• **Your task**: Pull every line holding the word "target" out of the data and copy it.
*** Opening Data for processing ***
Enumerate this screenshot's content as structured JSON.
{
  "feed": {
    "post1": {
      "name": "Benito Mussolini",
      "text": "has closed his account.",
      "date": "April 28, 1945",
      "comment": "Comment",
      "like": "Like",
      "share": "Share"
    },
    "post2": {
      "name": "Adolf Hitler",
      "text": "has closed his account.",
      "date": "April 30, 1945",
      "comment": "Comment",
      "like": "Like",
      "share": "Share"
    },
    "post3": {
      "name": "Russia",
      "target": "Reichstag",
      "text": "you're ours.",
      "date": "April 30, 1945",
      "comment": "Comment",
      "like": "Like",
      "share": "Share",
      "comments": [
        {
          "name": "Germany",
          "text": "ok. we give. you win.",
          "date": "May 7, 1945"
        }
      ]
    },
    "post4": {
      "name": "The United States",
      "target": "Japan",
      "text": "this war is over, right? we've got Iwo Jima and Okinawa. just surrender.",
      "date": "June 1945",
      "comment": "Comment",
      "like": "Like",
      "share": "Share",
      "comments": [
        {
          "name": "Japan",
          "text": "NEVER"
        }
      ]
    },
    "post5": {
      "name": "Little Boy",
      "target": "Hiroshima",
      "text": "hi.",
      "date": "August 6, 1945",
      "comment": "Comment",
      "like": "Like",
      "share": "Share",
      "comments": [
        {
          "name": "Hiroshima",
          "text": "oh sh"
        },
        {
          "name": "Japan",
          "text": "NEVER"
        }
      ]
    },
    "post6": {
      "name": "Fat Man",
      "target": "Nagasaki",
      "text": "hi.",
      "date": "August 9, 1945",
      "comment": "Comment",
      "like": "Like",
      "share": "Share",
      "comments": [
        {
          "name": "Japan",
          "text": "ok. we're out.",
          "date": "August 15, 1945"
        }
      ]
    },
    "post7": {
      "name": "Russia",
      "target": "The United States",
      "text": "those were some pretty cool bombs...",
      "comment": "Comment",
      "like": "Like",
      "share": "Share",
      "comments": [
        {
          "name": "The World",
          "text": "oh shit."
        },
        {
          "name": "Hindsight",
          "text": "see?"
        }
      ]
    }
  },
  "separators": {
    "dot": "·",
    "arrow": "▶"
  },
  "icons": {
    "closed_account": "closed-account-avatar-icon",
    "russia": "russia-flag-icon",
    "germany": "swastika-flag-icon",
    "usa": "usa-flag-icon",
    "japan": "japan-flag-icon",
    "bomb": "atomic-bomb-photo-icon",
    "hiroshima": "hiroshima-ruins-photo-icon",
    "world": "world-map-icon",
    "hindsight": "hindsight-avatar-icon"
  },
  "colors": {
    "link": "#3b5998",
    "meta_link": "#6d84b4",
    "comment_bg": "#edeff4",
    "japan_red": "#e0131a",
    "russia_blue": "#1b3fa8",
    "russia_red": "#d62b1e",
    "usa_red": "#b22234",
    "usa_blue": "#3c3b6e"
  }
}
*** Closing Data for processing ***
• **Task output**:
      "target": "Reichstag",
      "target": "Japan",
      "target": "Hiroshima",
      "target": "Nagasaki",
      "target": "The United States",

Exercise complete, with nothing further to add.